Log and store all the information, fixes, and use cases of each new implementation. You want a clear outline of status, timing, workflow, and more. This way, your team can make repairs or adjustments based on what has and has not worked in the past. You would not want a DataOps solution to be redundant or not offer the specific answers you wish because they do not integrate with what you have tried in the past. The idea is based on data harmonization and modeling that advances your team towards an end goal. Understanding the business rules to be applied to the raw data is critical to ensure the data is organized for paramount effectiveness.
4 – Automate, Automate, Automate
Since most data pipelines process critical data transfers, it is important to have a data pipeline management infrastructure to manage the lifecycle. Data Pipeline management involves Observability, Automated Alert Notifications, Problem Resolution and Change Management, core Data Operations functions that require focus and dedicated resources to avoid data downtime.
Think of this in similar ways to IT infrastructure management. You want systems in places that can observe any incidents and a change management directive with proactive actions that prevent data downtime. The reliability of your data pipeline operations results in improved quality and trust of the data being consumed for developing insights.
5 – Standardize and Catalog
DataOps management involves standardizing the information as it flows from one stage in the data pipeline architecture to the next. While some smaller apps or storage spaces may need only a few segments or touchpoints, others can have hundreds of pieces and endless branches of mini-pipelines. DataOps aims to simplify and create opportunities for increasing the interoperability of all information flowing through your pipelines. By standardizing this data, it can flow easily from stage to stage.
6 – Change the Culture
Some companies have a bit of resistance to the entire agile methodology. Many companies still operate Some companies have a bit of resistance to the entire agile methodology. Many companies still operate using waterfall methods or reactive-only philosophies.
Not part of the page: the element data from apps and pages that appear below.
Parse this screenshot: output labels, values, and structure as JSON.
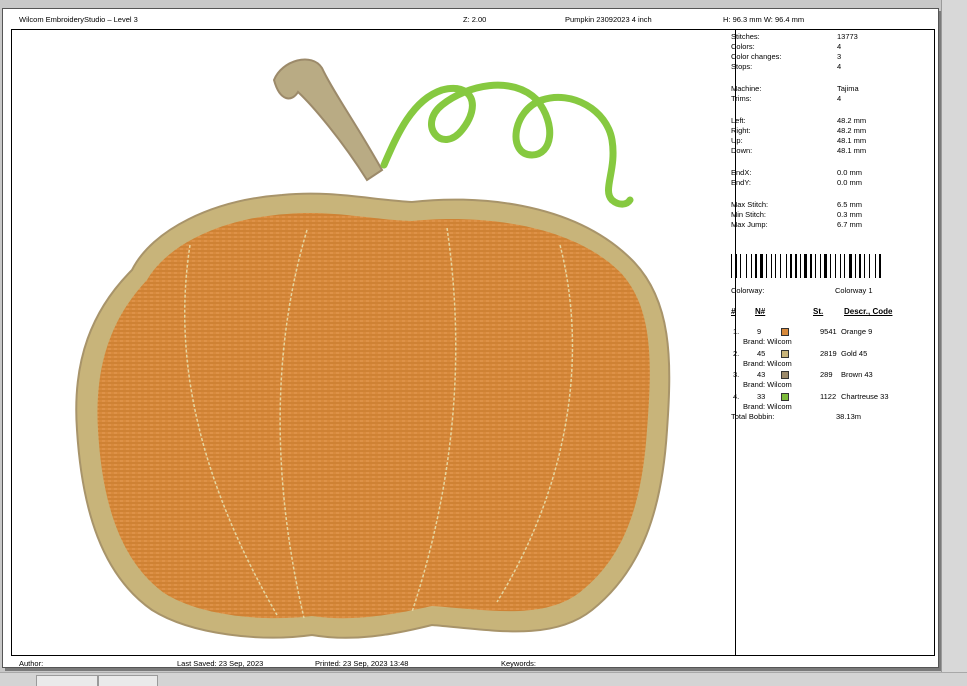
{
  "header": {
    "app_title": "Wilcom EmbroideryStudio – Level 3",
    "zoom": "Z: 2.00",
    "design_name": "Pumpkin 23092023 4 inch",
    "dimensions": "H: 96.3 mm   W: 96.4 mm"
  },
  "stats": [
    {
      "label": "Stitches:",
      "value": "13773"
    },
    {
      "label": "Colors:",
      "value": "4"
    },
    {
      "label": "Color changes:",
      "value": "3"
    },
    {
      "label": "Stops:",
      "value": "4"
    },
    {
      "label": "Machine:",
      "value": "Tajima"
    },
    {
      "label": "Trims:",
      "value": "4"
    },
    {
      "label": "Left:",
      "value": "48.2 mm"
    },
    {
      "label": "Right:",
      "value": "48.2 mm"
    },
    {
      "label": "Up:",
      "value": "48.1 mm"
    },
    {
      "label": "Down:",
      "value": "48.1 mm"
    },
    {
      "label": "EndX:",
      "value": "0.0 mm"
    },
    {
      "label": "EndY:",
      "value": "0.0 mm"
    },
    {
      "label": "Max Stitch:",
      "value": "6.5 mm"
    },
    {
      "label": "Min Stitch:",
      "value": "0.3 mm"
    },
    {
      "label": "Max Jump:",
      "value": "6.7 mm"
    }
  ],
  "colorway": {
    "label": "Colorway:",
    "value": "Colorway 1"
  },
  "table_headers": {
    "num": "#",
    "needle": "N#",
    "stitches": "St.",
    "descr": "Descr., Code"
  },
  "threads": [
    {
      "index": "1.",
      "needle": "9",
      "color": "#d88a3c",
      "stitches": "9541",
      "descr": "Orange 9",
      "brand": "Brand: Wilcom"
    },
    {
      "index": "2.",
      "needle": "45",
      "color": "#c8b47a",
      "stitches": "2819",
      "descr": "Gold 45",
      "brand": "Brand: Wilcom"
    },
    {
      "index": "3.",
      "needle": "43",
      "color": "#9c8a6a",
      "stitches": "289",
      "descr": "Brown 43",
      "brand": "Brand: Wilcom"
    },
    {
      "index": "4.",
      "needle": "33",
      "color": "#7cbb3a",
      "stitches": "1122",
      "descr": "Chartreuse 33",
      "brand": "Brand: Wilcom"
    }
  ],
  "total_bobbin": {
    "label": "Total Bobbin:",
    "value": "38.13m"
  },
  "footer": {
    "author": "Author:",
    "last_saved": "Last Saved: 23 Sep, 2023",
    "printed": "Printed: 23 Sep, 2023 13:48",
    "keywords": "Keywords:"
  },
  "colors": {
    "pumpkin_fill": "#d88a3c",
    "pumpkin_outline": "#c8b47a",
    "stem": "#b9ab84",
    "vine": "#86c940"
  }
}
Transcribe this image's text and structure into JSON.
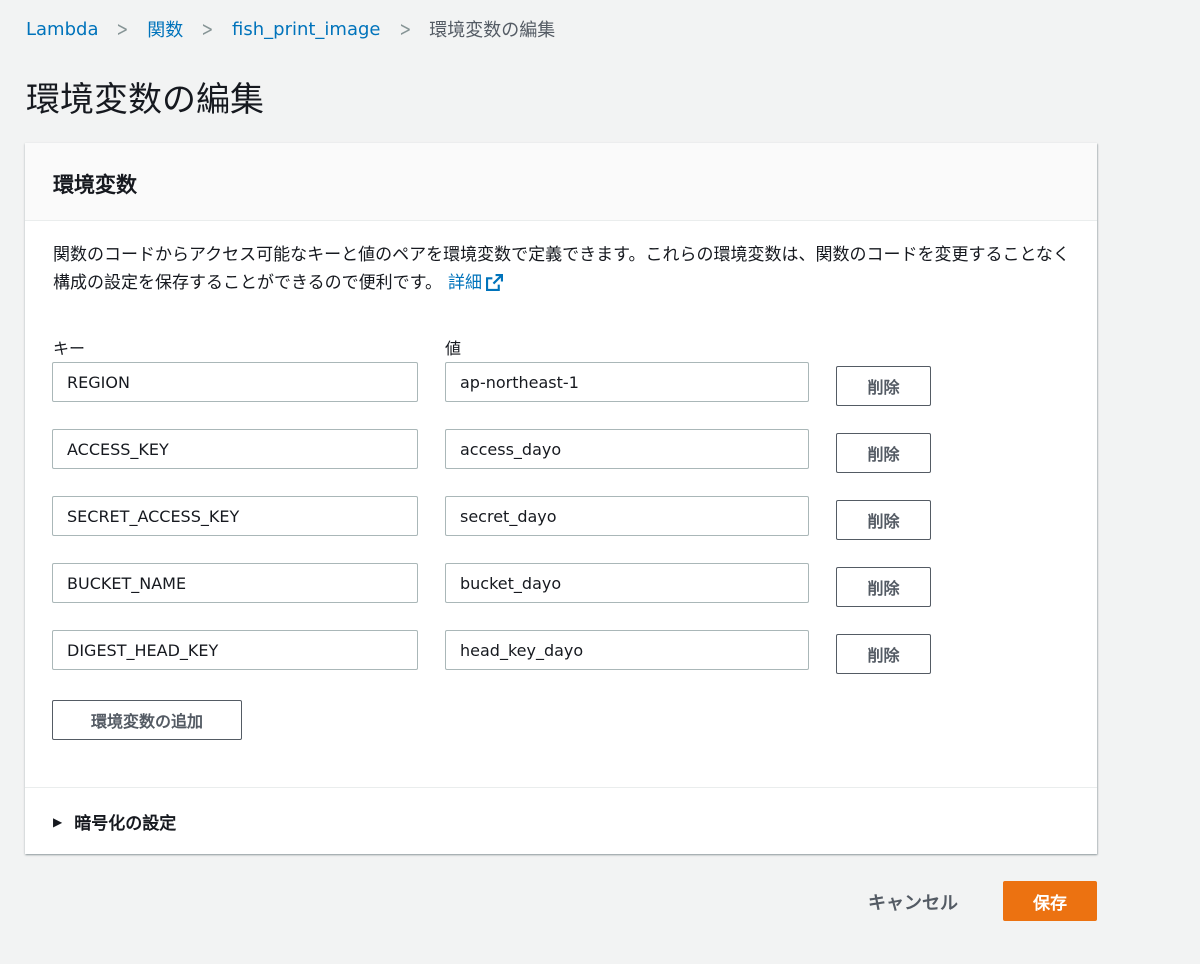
{
  "breadcrumb": {
    "items": [
      "Lambda",
      "関数",
      "fish_print_image"
    ],
    "current": "環境変数の編集",
    "separator": ">"
  },
  "page": {
    "title": "環境変数の編集"
  },
  "panel": {
    "title": "環境変数",
    "description": "関数のコードからアクセス可能なキーと値のペアを環境変数で定義できます。これらの環境変数は、関数のコードを変更することなく構成の設定を保存することができるので便利です。",
    "learn_more": "詳細",
    "key_label": "キー",
    "value_label": "値",
    "rows": [
      {
        "key": "REGION",
        "value": "ap-northeast-1",
        "delete_label": "削除"
      },
      {
        "key": "ACCESS_KEY",
        "value": "access_dayo",
        "delete_label": "削除"
      },
      {
        "key": "SECRET_ACCESS_KEY",
        "value": "secret_dayo",
        "delete_label": "削除"
      },
      {
        "key": "BUCKET_NAME",
        "value": "bucket_dayo",
        "delete_label": "削除"
      },
      {
        "key": "DIGEST_HEAD_KEY",
        "value": "head_key_dayo",
        "delete_label": "削除"
      }
    ],
    "add_label": "環境変数の追加",
    "encryption_label": "暗号化の設定"
  },
  "footer": {
    "cancel_label": "キャンセル",
    "save_label": "保存"
  },
  "colors": {
    "link": "#0073bb",
    "primary": "#ec7211",
    "background": "#f2f3f3"
  },
  "icons": {
    "breadcrumb_sep": "chevron-right-icon",
    "learn_more": "external-link-icon",
    "expander": "caret-right-icon"
  }
}
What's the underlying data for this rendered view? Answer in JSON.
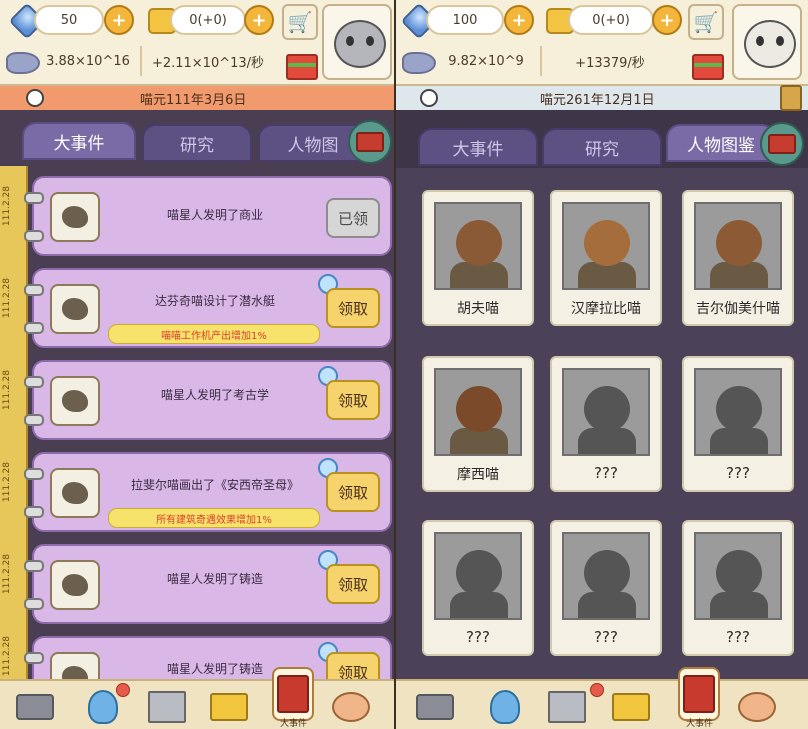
{
  "left": {
    "resources": {
      "gems": "50",
      "tickets": "0(+0)",
      "fish_total": "3.88×10^16",
      "fish_rate": "+2.11×10^13/秒"
    },
    "date": "喵元111年3月6日",
    "tabs": [
      "大事件",
      "研究",
      "人物图"
    ],
    "active_tab": "大事件",
    "timeline_labels": [
      "111.2.28",
      "111.2.28",
      "111.2.28",
      "111.2.28",
      "111.2.28",
      "111.2.28"
    ],
    "events": [
      {
        "title": "喵星人发明了商业",
        "bonus": "",
        "button": "已领",
        "claimed": true
      },
      {
        "title": "达芬奇喵设计了潜水艇",
        "bonus": "喵喵工作机产出增加1%",
        "button": "领取",
        "claimed": false
      },
      {
        "title": "喵星人发明了考古学",
        "bonus": "",
        "button": "领取",
        "claimed": false
      },
      {
        "title": "拉斐尔喵画出了《安西帝圣母》",
        "bonus": "所有建筑奇遇效果增加1%",
        "button": "领取",
        "claimed": false
      },
      {
        "title": "喵星人发明了铸造",
        "bonus": "",
        "button": "领取",
        "claimed": false
      },
      {
        "title": "喵星人发明了铸造",
        "bonus": "",
        "button": "领取",
        "claimed": false
      }
    ],
    "bottom_nav": {
      "book_label": "大事件"
    }
  },
  "right": {
    "resources": {
      "gems": "100",
      "tickets": "0(+0)",
      "fish_total": "9.82×10^9",
      "fish_rate": "+13379/秒"
    },
    "date": "喵元261年12月1日",
    "tabs": [
      "大事件",
      "研究",
      "人物图鉴"
    ],
    "active_tab": "人物图鉴",
    "characters": [
      {
        "name": "胡夫喵",
        "unlocked": true,
        "skin": "#8a5a36"
      },
      {
        "name": "汉摩拉比喵",
        "unlocked": true,
        "skin": "#a56c3c"
      },
      {
        "name": "吉尔伽美什喵",
        "unlocked": true,
        "skin": "#8c5a34"
      },
      {
        "name": "摩西喵",
        "unlocked": true,
        "skin": "#7a4a2a"
      },
      {
        "name": "???",
        "unlocked": false,
        "skin": "#555555"
      },
      {
        "name": "???",
        "unlocked": false,
        "skin": "#555555"
      },
      {
        "name": "???",
        "unlocked": false,
        "skin": "#555555"
      },
      {
        "name": "???",
        "unlocked": false,
        "skin": "#555555"
      },
      {
        "name": "???",
        "unlocked": false,
        "skin": "#555555"
      }
    ],
    "bottom_nav": {
      "book_label": "大事件"
    }
  },
  "colors": {
    "card_bg": "#d9b8e8",
    "tab_active": "#7a6aa6",
    "claim_button": "#f6d36d",
    "bonus_text": "#d9422f"
  }
}
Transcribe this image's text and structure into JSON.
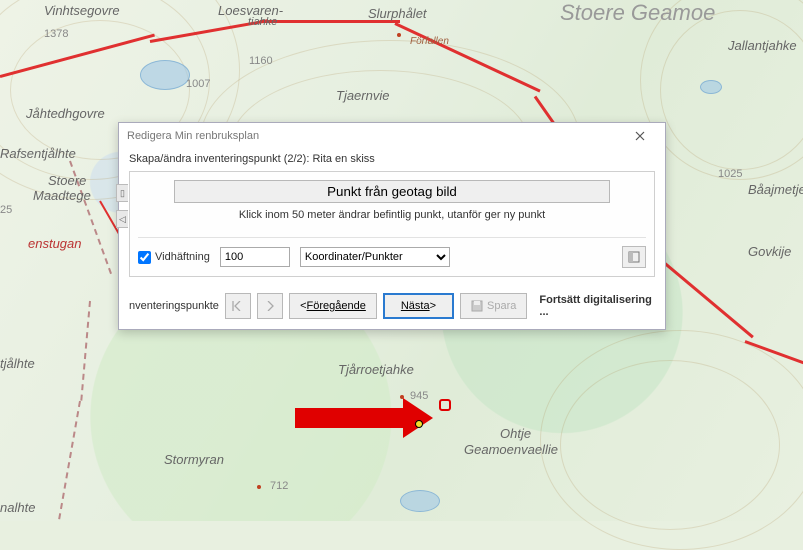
{
  "map": {
    "labels": {
      "slurphalet": "Slurphålet",
      "vinhtsegovre": "Vinhtsegovre",
      "loesvaren": "Loesvaren-",
      "tiahke": "tiahke",
      "tjaernvie": "Tjaernvie",
      "jahtedhgovre": "Jåhtedhgovre",
      "rafsentjalhte": "Rafsentjålhte",
      "stoere": "Stoere",
      "maadtege": "Maadtege",
      "enstugan": "enstugan",
      "tjalhte": "tjålhte",
      "tjarroetjahke": "Tjårroetjahke",
      "stormyran": "Stormyran",
      "ohtje": "Ohtje",
      "geamoenvaellie": "Geamoenvaellie",
      "nalhte": "nalhte",
      "jallantjahke": "Jallantjahke",
      "baajmetje": "Båajmetje",
      "govkije": "Govkije",
      "forfallen": "Förfallen",
      "stoereGeamoe": "Stoere Geamoe"
    },
    "elev": {
      "e1378": "1378",
      "e1160": "1160",
      "e1007": "1007",
      "e25": "25",
      "e945": "945",
      "e712": "712",
      "e1025": "1025"
    }
  },
  "dialog": {
    "title": "Redigera Min renbruksplan",
    "subtitle": "Skapa/ändra inventeringspunkt (2/2): Rita en skiss",
    "wideButton": "Punkt från geotag bild",
    "hint": "Klick inom 50 meter ändrar befintlig punkt, utanför ger ny punkt",
    "vidhaftning_label": "Vidhäftning",
    "vidhaftning_value": "100",
    "dropdown_value": "Koordinater/Punkter",
    "inventeringspunkte": "nventeringspunkte",
    "prev": "Föregående",
    "next": "Nästa",
    "save": "Spara",
    "continue": "Fortsätt digitalisering ..."
  }
}
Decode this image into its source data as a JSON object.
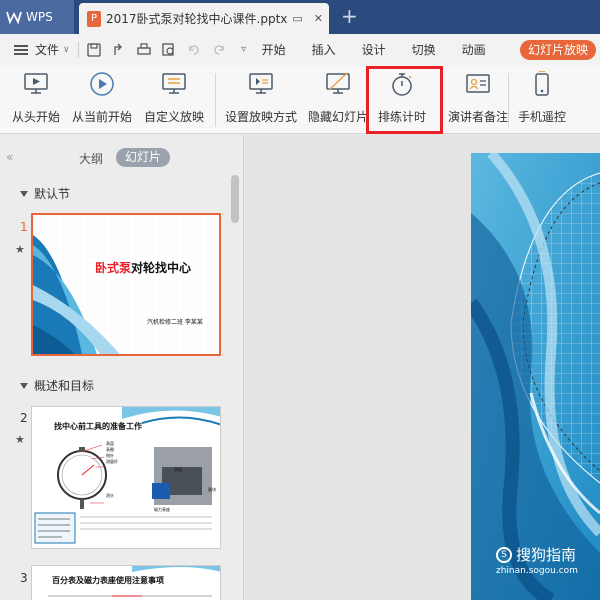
{
  "titlebar": {
    "app_name": "WPS",
    "doc_title": "2017卧式泵对轮找中心课件.pptx",
    "new_tab_symbol": "+"
  },
  "menubar": {
    "file_label": "文件",
    "items": [
      "开始",
      "插入",
      "设计",
      "切换",
      "动画"
    ],
    "active_tab": "幻灯片放映",
    "accent_color": "#e8673a"
  },
  "ribbon": {
    "buttons": [
      {
        "label": "从头开始",
        "icon": "play-from-start-icon"
      },
      {
        "label": "从当前开始",
        "icon": "play-from-current-icon"
      },
      {
        "label": "自定义放映",
        "icon": "custom-show-icon"
      },
      {
        "label": "设置放映方式",
        "icon": "setup-show-icon"
      },
      {
        "label": "隐藏幻灯片",
        "icon": "hide-slide-icon"
      },
      {
        "label": "排练计时",
        "icon": "stopwatch-icon"
      },
      {
        "label": "演讲者备注",
        "icon": "speaker-notes-icon"
      },
      {
        "label": "手机遥控",
        "icon": "phone-remote-icon"
      }
    ],
    "highlight_color": "#e82027"
  },
  "leftpane": {
    "collapse_symbol": "«",
    "outline_tab": "大纲",
    "slides_tab": "幻灯片",
    "sections": [
      "默认节",
      "概述和目标"
    ],
    "slides": [
      {
        "number": "1",
        "title_red": "卧式泵",
        "title_black": "对轮找中心",
        "subtitle": "汽机检修二班 李某某"
      },
      {
        "number": "2",
        "title": "找中心前工具的准备工作",
        "labels": [
          "表盘",
          "表圈",
          "指针",
          "测量杆",
          "测头",
          "磁力表座",
          "表架",
          "量块"
        ]
      },
      {
        "number": "3",
        "title": "百分表及磁力表座使用注意事项"
      }
    ],
    "star_symbol": "★"
  },
  "watermark": {
    "name": "搜狗指南",
    "url": "zhinan.sogou.com"
  }
}
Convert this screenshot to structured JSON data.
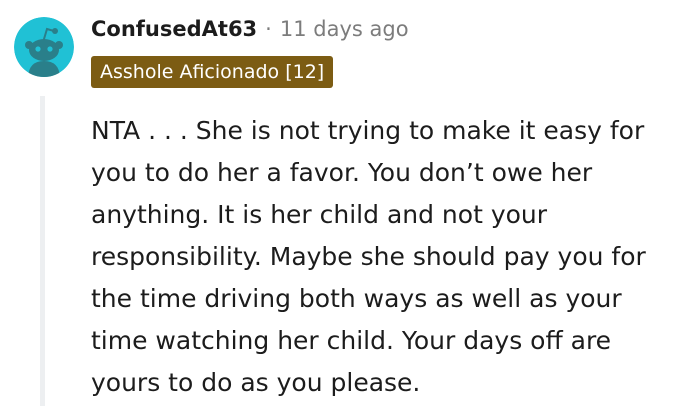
{
  "comment": {
    "username": "ConfusedAt63",
    "separator": "·",
    "timestamp": "11 days ago",
    "flair": "Asshole Aficionado [12]",
    "flair_color": "#7c5c13",
    "avatar_icon": "snoo-avatar-icon",
    "avatar_color": "#20c1d5",
    "body": "NTA . . . She is not trying to make it easy for you to do her a favor. You don’t owe her anything. It is her child and not your responsibility. Maybe she should pay you for the time driving both ways as well as your time watching her child. Your days off are yours to do as you please."
  }
}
While these have some advantages, DataOps is based on flexible design, automation, orchestration, and scalability. It is an agile concept that must be adopted by all your team members just as much as the technology. Otherwise, your team will not take full advantage of all the potential benefits of speed and data-driven insights.
7 – Scale Security Measures
When you implement new data pipeline tools, you increase the volume of data being handled by your company. Whether or not this moves into a data warehouse or lake, it means you have a much higher responsibility for vetting the privacy and security capabilities of your DataOps methodology. Create a detailed plan for safely storing, analyzing, and managing this new process that ensures your team, clients, and stakeholders are all aware of the due diligence you are taking. Any business has the potential for a data breach and must undertake these measures.
8 – Allow Innovation
If you want your data management to scale and adapt to any situation, you need to allow your team to innovate with the demands and construction of each data pipeline architecture. This innovation is the key reason many companies are moving to DataOps management. As long as you have clear objectives and well-communicated standards, your team should be able to adjust the tools available to fit your needs.
DataOps methodologies are being integrated on a gradual, global scale. The more companies that experience positive returns, greater process efficiencies, and more robust agile responses to consumer demands, the more we will continue to see data pipeline tools and DataOps solutions being introduced and sold on the market. Companies that view data operations as a service driven comprehensive data pipeline management solution are more likely to achieve their business objectives faster.
Allow your team and culture to adjust. You should see greater capabilities with data management, high volume processing, and scalability as you adapt and innovate in the DataOps field. This will not only allow you to stay competitive in the marketplace, but should offer a competitive edge for future growth that your customers and stakeholders will appreciate.